Supplied data START

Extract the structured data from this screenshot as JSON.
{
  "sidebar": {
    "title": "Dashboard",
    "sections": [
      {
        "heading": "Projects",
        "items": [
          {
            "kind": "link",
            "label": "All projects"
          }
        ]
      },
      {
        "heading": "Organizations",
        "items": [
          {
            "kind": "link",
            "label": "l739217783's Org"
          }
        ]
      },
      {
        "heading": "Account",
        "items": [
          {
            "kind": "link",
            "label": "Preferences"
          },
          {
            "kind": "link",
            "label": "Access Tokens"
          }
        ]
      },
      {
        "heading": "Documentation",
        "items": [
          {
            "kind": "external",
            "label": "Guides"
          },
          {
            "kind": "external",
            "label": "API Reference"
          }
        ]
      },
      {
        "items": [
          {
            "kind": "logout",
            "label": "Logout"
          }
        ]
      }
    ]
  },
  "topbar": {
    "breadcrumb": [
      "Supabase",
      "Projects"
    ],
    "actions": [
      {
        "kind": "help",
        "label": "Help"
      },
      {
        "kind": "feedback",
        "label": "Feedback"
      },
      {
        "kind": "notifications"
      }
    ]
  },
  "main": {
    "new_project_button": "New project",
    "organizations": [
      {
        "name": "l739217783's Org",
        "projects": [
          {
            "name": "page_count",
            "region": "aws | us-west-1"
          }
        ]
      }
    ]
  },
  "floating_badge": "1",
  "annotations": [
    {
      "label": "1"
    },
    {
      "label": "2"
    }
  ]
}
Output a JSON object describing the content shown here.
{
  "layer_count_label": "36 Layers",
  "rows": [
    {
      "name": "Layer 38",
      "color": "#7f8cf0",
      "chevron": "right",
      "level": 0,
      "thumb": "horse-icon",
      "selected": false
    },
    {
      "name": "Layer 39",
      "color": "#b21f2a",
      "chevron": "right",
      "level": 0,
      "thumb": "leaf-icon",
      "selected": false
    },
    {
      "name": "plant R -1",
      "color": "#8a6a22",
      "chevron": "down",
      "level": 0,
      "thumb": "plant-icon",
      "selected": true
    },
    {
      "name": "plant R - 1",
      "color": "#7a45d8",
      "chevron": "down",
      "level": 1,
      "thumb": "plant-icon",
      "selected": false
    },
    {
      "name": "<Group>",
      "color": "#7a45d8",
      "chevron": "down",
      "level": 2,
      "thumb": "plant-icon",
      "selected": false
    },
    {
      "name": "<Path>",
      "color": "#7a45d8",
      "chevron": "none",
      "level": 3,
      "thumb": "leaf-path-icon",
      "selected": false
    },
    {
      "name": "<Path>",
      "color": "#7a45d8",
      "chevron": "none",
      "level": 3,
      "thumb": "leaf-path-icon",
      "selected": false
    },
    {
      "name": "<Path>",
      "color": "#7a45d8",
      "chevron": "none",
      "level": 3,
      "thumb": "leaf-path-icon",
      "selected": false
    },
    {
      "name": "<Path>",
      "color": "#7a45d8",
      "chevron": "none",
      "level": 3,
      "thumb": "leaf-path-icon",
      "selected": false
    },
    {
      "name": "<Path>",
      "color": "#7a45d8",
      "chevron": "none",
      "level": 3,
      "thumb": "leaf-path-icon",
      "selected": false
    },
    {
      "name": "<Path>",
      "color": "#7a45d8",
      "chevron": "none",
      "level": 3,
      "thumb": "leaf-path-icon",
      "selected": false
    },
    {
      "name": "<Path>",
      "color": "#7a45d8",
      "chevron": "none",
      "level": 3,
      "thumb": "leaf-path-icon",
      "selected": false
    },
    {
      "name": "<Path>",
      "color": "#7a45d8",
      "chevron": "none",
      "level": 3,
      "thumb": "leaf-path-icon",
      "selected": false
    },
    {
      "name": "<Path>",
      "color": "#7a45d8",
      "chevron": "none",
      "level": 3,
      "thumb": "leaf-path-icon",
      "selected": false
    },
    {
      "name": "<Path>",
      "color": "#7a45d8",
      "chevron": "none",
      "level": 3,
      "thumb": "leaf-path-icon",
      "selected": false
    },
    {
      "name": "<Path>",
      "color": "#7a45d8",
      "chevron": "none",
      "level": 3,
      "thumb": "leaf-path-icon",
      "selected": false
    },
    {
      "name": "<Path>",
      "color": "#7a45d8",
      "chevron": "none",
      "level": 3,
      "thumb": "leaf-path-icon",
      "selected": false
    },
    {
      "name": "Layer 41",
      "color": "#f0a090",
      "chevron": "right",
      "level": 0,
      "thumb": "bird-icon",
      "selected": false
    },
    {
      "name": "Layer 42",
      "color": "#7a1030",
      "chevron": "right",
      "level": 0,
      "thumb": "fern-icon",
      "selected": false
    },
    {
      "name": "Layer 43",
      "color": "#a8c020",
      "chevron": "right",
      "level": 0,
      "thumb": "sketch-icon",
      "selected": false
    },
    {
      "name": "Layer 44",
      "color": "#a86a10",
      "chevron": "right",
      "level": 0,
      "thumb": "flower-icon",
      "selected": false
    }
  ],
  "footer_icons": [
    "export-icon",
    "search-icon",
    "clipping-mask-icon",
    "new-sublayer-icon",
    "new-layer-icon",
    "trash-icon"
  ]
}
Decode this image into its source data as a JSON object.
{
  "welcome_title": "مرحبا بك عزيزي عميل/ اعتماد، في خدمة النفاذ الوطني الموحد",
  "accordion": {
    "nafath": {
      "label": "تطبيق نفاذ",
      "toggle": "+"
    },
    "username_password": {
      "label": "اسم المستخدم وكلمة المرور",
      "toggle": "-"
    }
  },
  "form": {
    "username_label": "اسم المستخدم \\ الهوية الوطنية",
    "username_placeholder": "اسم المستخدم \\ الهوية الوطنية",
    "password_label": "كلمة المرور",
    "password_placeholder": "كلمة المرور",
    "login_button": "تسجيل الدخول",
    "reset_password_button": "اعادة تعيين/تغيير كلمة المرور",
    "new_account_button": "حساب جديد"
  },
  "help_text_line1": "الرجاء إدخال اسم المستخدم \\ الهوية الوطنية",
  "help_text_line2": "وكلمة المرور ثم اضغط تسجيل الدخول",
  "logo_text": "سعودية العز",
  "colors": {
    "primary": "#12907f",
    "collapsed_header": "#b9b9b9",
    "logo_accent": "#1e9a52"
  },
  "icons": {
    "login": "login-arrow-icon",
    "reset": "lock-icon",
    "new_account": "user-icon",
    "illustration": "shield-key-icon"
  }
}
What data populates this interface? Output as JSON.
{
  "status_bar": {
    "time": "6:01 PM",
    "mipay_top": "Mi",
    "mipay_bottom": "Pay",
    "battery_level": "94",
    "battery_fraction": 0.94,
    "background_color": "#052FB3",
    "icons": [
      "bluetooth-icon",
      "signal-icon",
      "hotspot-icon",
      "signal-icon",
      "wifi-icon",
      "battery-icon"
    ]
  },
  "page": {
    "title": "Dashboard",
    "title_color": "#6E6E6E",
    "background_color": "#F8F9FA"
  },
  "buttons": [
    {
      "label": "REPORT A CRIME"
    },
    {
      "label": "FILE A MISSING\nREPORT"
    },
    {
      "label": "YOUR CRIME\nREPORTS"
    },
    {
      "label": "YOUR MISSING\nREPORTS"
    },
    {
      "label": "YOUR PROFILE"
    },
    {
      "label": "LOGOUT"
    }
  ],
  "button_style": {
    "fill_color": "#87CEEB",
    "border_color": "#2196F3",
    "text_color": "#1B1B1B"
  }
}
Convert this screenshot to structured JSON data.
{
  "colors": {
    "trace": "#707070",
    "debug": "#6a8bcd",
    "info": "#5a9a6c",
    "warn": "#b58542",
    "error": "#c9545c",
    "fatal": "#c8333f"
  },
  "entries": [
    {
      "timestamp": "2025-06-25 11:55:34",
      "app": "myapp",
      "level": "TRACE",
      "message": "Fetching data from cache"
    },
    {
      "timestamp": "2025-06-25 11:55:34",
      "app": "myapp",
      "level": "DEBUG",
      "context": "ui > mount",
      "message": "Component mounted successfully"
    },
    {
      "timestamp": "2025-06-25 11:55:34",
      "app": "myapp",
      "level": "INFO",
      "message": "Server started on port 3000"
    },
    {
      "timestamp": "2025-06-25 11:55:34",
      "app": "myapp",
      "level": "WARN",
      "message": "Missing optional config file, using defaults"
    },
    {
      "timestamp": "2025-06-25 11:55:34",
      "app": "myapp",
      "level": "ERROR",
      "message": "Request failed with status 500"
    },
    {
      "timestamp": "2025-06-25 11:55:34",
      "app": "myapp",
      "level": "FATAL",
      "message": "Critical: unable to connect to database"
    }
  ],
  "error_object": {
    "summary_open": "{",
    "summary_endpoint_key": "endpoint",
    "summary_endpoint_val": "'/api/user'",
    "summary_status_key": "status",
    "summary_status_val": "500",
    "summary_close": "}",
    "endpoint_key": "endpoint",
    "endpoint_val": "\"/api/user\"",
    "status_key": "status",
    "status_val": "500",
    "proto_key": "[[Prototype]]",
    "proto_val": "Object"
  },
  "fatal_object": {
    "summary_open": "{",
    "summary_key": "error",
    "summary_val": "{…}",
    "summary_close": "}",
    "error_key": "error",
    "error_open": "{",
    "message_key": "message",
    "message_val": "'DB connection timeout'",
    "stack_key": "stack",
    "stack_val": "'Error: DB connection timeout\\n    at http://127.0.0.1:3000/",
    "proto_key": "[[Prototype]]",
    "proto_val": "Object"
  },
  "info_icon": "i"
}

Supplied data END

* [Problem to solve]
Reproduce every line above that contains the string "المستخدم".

* [Solved problem]
      "label": "اسم المستخدم وكلمة المرور",
    "username_label": "اسم المستخدم \\ الهوية الوطنية",
    "username_placeholder": "اسم المستخدم \\ الهوية الوطنية",
  "help_text_line1": "الرجاء إدخال اسم المستخدم \\ الهوية الوطنية",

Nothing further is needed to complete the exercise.